German unification enhanced German power. Germany was geographically and demographically weightier and also fully sovereign for the first time since its defeat and division in 1945. Once Germany had absorbed and reformed the moribund eastern German economy it was well placed to become the major European power.
But what was not clear was how much Germany wanted to assume that role. During the Cold War era, Germany was content to play the role of ‘economic giant’ and ‘political dwarf’ (Bulmer and Paterson, 1987). This limited conception of Germany's potential extended to the military sphere in which her strategic defence was contracted-out to the USA. Ordinary Germans could free-ride under the American defence umbrella, content in the knowledge that they had exorcised the ghost of militarism from German soil. Moreover, German elites and their international allies were happy to let them do so.
With German unification and the end of the Cold War, the Federal Republic began to assume its share of security responsibilities. The German military was still restricted to European operations, but areas of this theatre were increasingly unstable. Out of necessity, the Federal Republic's retreat from military power came to an end, as demonstrated by German involvement in the 1999 Kosovo crisis. Crucially, however, the recovery of sovereignty also revealed a Germany that was more assertive in foreign policy and in pursuit of its own interests. This assertiveness revealed itself not just in the refusal to become involved in the invasion of Iraq in 2003, but also in active criticism of the United States and Britain. More recently, Germany's reluctance to do anything that might damage her export performance has also hampered the West's response to Russian aggression and subversion in eastern Ukraine.
Whereas Germany has continued to exercise military caution, it has found itself taking an increasingly dominant role within the European Union. German leadership was enhanced by the crisis of the Eurozone after 2008, in which Germany became the main creditor in the bailout of member states. This reluctant assertion of German power was inevitable. European integration is part of the DNA of the ruling CDU/CSU, even under the atypical leadership of the eastern-born Angela Merkel.
As we come to the end of 2014, Germany appears to be the prominent power in Europe and Angela Merkel unquestionably Europe's de facto leader. But perhaps the personal power of Merkel masks the extent to which Germany has actually failed to grasp the potential for leadership. As a recent piece by Charles Grant for the Centre for European Reform points out:
Germany contributes less to European security than Britain or France: in 2013 it spent 1.4 per cent of GDP on defence, while France spent 1.9 per cent and Britain 2.3 per cent. Nor does Germany compensate by spending more on softer sorts of security: it spent 0.37 per cent of GDP on development aid in 2012, while France spent 0.45 per cent and the UK 0.56 per cent (CER, 2014).
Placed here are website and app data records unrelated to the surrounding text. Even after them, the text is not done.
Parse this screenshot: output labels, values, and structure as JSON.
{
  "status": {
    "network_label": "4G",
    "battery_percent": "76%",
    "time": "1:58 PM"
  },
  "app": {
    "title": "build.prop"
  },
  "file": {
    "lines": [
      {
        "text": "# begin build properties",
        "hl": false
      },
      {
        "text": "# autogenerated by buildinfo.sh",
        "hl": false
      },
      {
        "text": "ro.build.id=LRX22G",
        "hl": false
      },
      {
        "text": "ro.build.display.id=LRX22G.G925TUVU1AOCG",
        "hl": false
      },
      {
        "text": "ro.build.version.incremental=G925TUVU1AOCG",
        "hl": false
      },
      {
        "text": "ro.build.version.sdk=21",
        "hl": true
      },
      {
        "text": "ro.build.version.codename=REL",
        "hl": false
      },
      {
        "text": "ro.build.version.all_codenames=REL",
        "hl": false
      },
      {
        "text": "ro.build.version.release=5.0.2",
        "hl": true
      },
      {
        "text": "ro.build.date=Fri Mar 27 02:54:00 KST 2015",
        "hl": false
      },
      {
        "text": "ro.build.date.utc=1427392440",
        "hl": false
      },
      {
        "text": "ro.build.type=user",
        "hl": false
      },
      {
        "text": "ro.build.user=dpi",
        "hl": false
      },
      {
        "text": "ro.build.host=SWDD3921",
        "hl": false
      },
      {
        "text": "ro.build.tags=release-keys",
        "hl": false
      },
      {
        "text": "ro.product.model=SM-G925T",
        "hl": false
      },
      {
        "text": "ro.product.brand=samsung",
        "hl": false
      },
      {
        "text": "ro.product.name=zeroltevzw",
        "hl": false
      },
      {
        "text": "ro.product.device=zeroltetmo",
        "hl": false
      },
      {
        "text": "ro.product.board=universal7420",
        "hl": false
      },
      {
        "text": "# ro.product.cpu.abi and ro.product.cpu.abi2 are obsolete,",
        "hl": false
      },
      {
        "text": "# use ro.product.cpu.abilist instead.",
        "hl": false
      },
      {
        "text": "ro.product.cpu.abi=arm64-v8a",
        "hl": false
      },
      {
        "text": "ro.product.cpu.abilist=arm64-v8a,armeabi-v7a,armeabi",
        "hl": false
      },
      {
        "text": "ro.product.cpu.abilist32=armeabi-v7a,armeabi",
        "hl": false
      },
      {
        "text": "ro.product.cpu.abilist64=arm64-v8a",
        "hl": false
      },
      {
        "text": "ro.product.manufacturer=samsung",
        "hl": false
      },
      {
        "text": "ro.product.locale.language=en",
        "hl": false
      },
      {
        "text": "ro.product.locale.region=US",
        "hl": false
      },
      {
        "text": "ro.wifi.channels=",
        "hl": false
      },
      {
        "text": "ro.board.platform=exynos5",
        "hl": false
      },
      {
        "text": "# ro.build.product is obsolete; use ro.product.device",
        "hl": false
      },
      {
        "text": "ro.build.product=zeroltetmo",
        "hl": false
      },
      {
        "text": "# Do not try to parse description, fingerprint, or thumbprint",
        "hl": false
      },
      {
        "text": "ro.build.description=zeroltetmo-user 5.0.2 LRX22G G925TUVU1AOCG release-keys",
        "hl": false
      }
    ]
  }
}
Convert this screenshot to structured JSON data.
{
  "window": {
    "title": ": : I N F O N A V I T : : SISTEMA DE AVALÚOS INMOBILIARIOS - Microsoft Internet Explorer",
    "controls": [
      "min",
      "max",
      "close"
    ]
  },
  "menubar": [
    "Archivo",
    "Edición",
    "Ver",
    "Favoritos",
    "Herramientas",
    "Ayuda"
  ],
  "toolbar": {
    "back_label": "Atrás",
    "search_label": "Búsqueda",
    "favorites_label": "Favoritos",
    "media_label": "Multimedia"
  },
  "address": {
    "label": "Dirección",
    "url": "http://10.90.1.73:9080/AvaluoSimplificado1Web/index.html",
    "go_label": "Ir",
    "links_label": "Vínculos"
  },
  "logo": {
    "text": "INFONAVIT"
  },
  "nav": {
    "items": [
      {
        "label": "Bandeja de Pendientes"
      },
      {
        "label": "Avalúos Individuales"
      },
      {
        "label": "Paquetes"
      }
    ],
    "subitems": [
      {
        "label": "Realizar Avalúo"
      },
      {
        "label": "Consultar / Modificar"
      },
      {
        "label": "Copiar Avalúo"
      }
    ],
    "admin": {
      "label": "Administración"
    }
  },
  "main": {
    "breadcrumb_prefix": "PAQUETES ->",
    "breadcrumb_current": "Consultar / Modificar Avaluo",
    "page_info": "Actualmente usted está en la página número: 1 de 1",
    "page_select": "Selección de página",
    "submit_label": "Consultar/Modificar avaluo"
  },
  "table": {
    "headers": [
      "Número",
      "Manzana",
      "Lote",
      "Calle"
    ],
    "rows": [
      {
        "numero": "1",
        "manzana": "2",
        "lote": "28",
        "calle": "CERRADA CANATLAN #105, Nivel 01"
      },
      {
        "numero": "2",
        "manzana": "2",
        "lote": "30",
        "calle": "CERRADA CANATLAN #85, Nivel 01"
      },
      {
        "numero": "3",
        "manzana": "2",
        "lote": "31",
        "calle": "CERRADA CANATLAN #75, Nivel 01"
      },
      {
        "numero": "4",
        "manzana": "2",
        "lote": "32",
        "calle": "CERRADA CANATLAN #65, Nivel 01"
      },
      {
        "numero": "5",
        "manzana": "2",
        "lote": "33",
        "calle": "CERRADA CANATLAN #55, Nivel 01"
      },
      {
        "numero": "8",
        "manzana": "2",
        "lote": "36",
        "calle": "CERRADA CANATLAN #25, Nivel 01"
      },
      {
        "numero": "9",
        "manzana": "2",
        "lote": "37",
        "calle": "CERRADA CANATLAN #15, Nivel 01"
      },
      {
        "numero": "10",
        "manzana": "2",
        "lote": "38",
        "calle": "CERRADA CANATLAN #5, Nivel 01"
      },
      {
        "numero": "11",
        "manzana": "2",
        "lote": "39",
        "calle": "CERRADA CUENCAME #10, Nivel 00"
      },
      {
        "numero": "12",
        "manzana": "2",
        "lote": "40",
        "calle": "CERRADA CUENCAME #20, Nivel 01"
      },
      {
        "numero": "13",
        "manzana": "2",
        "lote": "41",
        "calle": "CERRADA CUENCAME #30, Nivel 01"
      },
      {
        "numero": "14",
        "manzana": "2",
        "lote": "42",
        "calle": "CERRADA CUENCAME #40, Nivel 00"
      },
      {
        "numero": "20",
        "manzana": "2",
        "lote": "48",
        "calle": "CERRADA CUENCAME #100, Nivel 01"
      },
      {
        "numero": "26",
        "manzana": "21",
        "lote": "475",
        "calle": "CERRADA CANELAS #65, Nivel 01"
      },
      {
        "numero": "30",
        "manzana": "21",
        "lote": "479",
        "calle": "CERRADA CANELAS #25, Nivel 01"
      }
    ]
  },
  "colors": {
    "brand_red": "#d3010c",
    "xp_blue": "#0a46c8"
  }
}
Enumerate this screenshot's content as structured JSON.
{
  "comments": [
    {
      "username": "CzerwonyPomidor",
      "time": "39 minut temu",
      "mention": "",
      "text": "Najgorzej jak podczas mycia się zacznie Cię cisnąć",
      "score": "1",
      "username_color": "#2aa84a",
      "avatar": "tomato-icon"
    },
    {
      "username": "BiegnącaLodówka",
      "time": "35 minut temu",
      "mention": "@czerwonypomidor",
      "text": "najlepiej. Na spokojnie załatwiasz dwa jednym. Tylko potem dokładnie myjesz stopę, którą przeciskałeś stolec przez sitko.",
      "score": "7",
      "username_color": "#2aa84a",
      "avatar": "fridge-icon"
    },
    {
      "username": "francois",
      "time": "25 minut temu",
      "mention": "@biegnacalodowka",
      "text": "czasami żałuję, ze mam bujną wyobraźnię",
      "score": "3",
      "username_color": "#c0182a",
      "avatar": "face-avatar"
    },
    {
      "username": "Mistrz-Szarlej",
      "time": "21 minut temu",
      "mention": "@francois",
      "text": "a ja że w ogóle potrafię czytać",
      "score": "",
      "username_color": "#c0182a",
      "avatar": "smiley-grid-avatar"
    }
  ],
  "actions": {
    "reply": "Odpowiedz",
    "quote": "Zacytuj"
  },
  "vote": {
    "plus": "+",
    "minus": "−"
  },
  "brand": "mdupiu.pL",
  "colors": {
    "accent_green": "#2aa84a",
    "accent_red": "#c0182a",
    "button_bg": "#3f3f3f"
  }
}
These figures go to the heart of the German failure to lead. Leadership costs money and Germany remains trapped between the free-riding instincts of the past and the slow realisation of the potential of its own power. Twenty five years after German unification, Nicholas Ridley's horror scenario of an over-dominant Germany remains as far away as ever. Germany has neither the appetite nor the means to become the European hegemon. And for that all of Europe should be grateful.
- Bulmer, S. and Paterson, W. (1987) The Federal Republic of Germany and the European Community. London: Allen and Unwin.
- Dahrendorf, R. (1967) Society and Democracy in Germany. London: Weidenfeld and Nicolson.
- Grant C. 2014. ‘What is wrong with German Foreign Policy?’ London: Centre for European Reform. (http://www.cer.org.uk/insights/what-wrong-german-foreign-policy).